Urinary tract infections (UTIs) affect an estimated four million women in the UK every year, but in clinical settings they can often go undiagnosed or mistreated due to the inadequate state of urine sampling.
Urine from the middle of the urinary stream provides the most accurate results for medical analysis, but this is poorly communicated to patients by their physicians and even more poorly captured. Starting to urinate, stopping, positioning a tube under oneself and then starting again is both messy and undignified. However, not doing so means that the sample can be contaminated by bacteria in the urethra and on the surface of the skin, which are flushed out with the first part of the urinary stream and could corrupt the sample.
Research has revealed that as many as half of all urinary dipstick tests completed by general practitioners could be unreliable. The tests are riddled with false positives, as the sticks react to bacteria which may have been on the surface of a patient’s skin but are unrelated to the urinary tract.
Now, London-based medtech developer Forte Medical is hoping to change all that. Peezy Midstream is a urine collection device designed to ensure that only midstream urine is collected – and it’s been making waves at the Oscars and beyond.
How does the device work?
The device’s design guarantees a midstream collection, meaning samples are more likely to yield accurate results upon testing.
“It’s a female body-shaped funnel that sits comfortably against the perineum,” says Forte Medical CEO Giovanna Forte. “You start to pee. At the end of the funnel there’s two exit points – one has got a small, compressed sponge in it. The urine collection tube screws onto the side of the funnel. The first bit of urine goes through the void with the sponge in it and the sponge expands and acts like a cork. The midstream is pushed up and into the bottle.
“When the bottle’s full, there’s a kind of vacuum that’s created, so that will just stay where it is and won’t get diluted with later urine; the last urine goes through the second void. The flask is designed not to overflow.”

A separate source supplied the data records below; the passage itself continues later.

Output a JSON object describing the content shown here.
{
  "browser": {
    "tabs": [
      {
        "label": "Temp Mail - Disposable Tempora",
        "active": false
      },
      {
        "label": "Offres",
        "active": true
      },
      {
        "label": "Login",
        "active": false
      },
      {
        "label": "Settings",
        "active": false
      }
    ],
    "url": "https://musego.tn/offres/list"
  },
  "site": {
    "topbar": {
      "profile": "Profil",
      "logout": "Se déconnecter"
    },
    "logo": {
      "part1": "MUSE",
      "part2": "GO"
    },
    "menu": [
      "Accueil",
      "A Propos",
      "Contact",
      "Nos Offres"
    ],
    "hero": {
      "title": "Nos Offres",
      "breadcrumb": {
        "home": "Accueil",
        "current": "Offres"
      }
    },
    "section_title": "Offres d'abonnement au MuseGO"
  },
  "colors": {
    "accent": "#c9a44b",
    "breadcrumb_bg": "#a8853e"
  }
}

The device has managed to reduce false positives by 70% in clinical settings. It’s a fairly impressive statistic, which becomes even more vital considering the fact that urine has a diagnostic quality on par with blood but there are very few regulations about how it is sampled and tested.
Forte suggests that both an aversion to urine as a waste product and a tendency to dismiss women’s health issues are to blame.
“Because urine is a waste product it has been slightly overlooked in terms of the quality of the sample that is being analysed,” she says. “Plus, UTIs are largely a women’s problem. Women have messy bodies, they put up with a lot of their periods, they put up with giving birth. Things don’t get diagnosed first time and we just take it as part and parcel of things.”
Four years ago, Forte Medical submitted freedom of information requests to every NHS Trust in the UK asking what their urine contamination rates were. The responses came back ranging from 1% to 70%.
Forte says: “If you had that disparity in the quality of specimen of blood there would be a national outcry. Because it’s urine people think the test can just be carried out again, without thinking of the cost or the fact that someone’s condition might get worse.”
UTIs are costing the NHS millions
Forte recently became her own case study for medical institutions’ mishandling of UTIs when she was diagnosed with an infection and given a broad spectrum antibiotic. After the drugs made no difference she returned to her doctor, who prescribed a longer and stronger course of the same antibiotic. Following this, she ended up in hospital with borderline sepsis.
Forte says: “I got to the hospital and told them that I got the same antibiotic for longer and the doctor just looked at me and said, ‘You’re joking – you’re not supposed to do that.’”
The incident highlights just how poorly UTI care can be managed. In the most recently available data, 184,000 patients had an unplanned hospital admission as a result of a UTI, costing the NHS £434m. UTIs also accounted for nearly 20% of all hospital-acquired infections.
If implemented across the NHS, it’s hoped Peezy Midstream could drastically reduce these figures.
The device has been adopted in antenatal clinics in west Hertfordshire, is in use in north Devon and is about to undergo a major trial in Birmingham. Public Health Wales started a two-part trial into Peezy’s benefits last year, and has shown cost savings and more prompt treatment for patients in general practice, leading to its introduction in surgeries across the country.
It’ll be a while before Peezy Midstream becomes the gold standard for urine sampling globally, but it’s off to a pretty strong start.
“I would urge medics and healthcare professionals to accept that this is something that needs discussion,” Forte says. “There’s no dialogue. It’s overlooked because it’s deemed to be unimportant.”